Hacker who stole $6 million in CSGO skins identified by CS.MONEY

Calum Patterson
dragon lore in csgo

CS:GO skin trading website CS.MONEY has provided an update on the major hack that saw countless valuable in-game items stolen, confirming that they have identified the hacker, the method used, and recovered half of the stolen items.

Weapon skins, knives, and other items like stickers, gloves and cases in CS:GO can fetch some eye-watering prices, with a market worth in the hundreds of millions.

In order to exchange items for real-world currency, skin traders and investors must use third-party websites, such as CS.MONEY. Although the world of skin trading has been cleaned up considerably since the wild-west of 2014-18, there are still risks involved.

Thankfully, CS.MONEY has provided a promising update on the status of the stolen items, as well as the nature of the hack and its culprit.

CS.MONEY returning stolen skins after hack

On August 12, a breach of CS.MONEY’s platform led to an estimated $6 million worth (according to CS.MONEY) of items being stolen.
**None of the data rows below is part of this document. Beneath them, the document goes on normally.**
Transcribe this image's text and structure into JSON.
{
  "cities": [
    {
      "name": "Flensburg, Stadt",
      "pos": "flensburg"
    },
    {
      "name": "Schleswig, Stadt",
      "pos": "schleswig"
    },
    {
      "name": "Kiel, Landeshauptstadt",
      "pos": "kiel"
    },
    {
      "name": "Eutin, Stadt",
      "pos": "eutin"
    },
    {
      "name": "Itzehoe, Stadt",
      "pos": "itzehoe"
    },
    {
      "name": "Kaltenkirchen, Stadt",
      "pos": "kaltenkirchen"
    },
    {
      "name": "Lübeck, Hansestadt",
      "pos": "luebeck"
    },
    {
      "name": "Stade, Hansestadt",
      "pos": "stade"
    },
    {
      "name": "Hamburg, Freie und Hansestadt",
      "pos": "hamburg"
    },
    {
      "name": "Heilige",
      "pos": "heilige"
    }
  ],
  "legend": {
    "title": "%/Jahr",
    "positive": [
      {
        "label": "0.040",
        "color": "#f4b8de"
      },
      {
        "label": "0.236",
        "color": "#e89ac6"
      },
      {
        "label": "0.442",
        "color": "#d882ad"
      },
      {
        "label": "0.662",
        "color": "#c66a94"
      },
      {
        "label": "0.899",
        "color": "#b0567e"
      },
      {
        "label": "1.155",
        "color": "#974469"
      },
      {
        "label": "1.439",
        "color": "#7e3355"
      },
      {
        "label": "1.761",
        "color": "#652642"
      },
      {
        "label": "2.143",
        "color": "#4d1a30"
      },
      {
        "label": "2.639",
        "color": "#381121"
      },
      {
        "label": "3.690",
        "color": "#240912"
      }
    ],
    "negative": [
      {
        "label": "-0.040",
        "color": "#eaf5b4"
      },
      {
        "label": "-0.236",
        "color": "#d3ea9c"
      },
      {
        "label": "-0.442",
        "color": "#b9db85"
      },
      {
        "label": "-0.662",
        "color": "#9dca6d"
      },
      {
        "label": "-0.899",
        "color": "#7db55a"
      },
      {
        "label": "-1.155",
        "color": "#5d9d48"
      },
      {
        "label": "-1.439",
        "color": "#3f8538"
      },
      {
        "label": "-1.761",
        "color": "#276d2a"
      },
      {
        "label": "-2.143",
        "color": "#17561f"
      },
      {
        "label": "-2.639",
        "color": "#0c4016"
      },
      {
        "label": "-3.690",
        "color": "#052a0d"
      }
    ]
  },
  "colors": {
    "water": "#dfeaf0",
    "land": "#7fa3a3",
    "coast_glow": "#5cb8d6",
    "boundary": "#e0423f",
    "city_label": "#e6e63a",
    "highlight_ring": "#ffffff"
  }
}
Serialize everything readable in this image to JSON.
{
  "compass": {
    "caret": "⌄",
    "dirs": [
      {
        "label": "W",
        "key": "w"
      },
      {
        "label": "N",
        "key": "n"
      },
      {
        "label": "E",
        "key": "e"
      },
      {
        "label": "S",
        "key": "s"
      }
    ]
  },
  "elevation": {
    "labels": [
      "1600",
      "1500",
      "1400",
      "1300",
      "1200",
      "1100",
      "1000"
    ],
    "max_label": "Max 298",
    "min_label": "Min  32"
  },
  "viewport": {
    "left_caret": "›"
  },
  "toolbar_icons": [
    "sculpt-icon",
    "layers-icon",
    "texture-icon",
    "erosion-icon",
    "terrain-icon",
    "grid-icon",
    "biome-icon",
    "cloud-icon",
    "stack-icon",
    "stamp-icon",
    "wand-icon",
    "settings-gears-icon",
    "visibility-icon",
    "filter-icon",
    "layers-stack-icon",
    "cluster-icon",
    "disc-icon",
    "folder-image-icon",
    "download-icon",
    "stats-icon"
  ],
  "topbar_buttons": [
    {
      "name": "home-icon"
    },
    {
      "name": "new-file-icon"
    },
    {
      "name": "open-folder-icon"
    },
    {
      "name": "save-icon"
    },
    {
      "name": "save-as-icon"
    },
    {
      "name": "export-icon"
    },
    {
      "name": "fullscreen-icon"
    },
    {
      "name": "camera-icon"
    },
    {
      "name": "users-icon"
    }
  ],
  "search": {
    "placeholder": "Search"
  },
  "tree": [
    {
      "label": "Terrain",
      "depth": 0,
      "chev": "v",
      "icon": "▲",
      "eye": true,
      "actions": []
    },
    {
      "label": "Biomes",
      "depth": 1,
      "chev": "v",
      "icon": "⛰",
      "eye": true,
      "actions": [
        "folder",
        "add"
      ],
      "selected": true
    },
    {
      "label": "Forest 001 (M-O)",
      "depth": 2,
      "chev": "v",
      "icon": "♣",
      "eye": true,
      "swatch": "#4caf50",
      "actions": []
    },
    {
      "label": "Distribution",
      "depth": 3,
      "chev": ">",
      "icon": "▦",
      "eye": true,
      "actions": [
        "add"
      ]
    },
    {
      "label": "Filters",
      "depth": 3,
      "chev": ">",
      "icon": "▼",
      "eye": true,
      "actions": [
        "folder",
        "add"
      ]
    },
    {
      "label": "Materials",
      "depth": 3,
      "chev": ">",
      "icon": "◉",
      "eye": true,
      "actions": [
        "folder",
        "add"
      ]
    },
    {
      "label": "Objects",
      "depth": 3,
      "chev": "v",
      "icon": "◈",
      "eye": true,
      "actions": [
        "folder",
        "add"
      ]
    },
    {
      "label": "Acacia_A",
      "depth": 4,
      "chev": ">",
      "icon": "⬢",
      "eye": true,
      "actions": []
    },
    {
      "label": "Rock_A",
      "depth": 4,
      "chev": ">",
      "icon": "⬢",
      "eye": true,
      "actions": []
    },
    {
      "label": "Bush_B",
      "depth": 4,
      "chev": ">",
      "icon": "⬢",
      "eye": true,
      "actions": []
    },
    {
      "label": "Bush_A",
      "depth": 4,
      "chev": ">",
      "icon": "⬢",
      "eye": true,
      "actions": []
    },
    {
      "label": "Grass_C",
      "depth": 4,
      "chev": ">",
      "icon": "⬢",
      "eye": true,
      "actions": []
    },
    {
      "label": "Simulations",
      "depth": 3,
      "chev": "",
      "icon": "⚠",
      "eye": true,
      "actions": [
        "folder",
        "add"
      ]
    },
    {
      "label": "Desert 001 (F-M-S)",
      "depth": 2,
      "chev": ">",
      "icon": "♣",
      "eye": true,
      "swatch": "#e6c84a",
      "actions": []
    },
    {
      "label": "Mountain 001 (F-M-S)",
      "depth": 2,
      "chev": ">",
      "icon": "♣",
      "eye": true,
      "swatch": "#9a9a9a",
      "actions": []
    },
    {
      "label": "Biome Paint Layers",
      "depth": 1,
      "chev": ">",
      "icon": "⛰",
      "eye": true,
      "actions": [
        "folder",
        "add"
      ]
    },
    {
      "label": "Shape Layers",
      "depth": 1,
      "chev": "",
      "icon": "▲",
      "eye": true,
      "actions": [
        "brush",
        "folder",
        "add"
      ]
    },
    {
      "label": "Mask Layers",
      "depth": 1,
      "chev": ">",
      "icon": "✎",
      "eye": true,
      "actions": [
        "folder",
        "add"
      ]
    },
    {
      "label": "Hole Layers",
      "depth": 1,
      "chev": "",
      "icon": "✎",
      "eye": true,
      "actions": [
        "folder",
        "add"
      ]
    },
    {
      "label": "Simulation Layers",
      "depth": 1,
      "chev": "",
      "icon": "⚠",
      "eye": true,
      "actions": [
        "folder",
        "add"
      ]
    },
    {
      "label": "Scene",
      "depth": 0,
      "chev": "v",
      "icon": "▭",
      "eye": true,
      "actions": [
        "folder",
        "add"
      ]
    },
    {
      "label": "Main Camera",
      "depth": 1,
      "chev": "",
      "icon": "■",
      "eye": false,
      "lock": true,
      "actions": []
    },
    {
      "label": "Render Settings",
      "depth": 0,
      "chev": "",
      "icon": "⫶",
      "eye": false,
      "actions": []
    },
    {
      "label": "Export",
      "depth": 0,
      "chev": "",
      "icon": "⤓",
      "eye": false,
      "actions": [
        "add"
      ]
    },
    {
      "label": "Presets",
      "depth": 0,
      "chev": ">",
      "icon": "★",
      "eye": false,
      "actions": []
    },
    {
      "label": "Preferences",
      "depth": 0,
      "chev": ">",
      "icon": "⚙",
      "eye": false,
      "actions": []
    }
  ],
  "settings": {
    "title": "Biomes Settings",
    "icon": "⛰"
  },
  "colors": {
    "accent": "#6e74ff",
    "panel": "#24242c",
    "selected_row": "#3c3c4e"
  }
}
Quickly after the hack took place, the majority of skin trading websites blocked any of the stolen items from being listed on their platforms.

On August 22, Timofey Sobolevsky, the Chief Communications Officer at EX CORP, the parent of CS.MONEY, confirmed that half of the stolen items had been recovered.

“We have managed to return half of the stolen skins back to our accounts,” he wrote. “Which means that in less than a week, once the trade lock on them expires, these skins, ours and user-owned alike, will again become available on our site.”

While CS.MONEY will endeavor to retrieve everything that was stolen, any items that are not recovered will be subject to compensation.

“However, we can already tell you that we have found the one who hacked us,” Sobolevsky continued, “and we’ve learned how exactly it was done. While we were at it, we regained control over the accounts used to store the stolen skins.”

EX CORP had offered $100,000 to anyone who could assist “in understanding how exactly the perpetrators accessed our MA files.”

Now that the method used is known, it will be shared with other skin trading websites to prevent similar future attacks.

About The Author

Calum is Dexerto's Managing Editor, based in Scotland. Joining Dexerto in 2017, Calum has years of experience covering esports, gaming and online entertainment, and now leads the team to deliver the best coverage in these areas. An expert on all things Twitch and gaming influencers, he's also an expert in popular shooters like Apex Legends, CS2 and Call of Duty. You can contact Calum at calum.patterson@dexerto.com.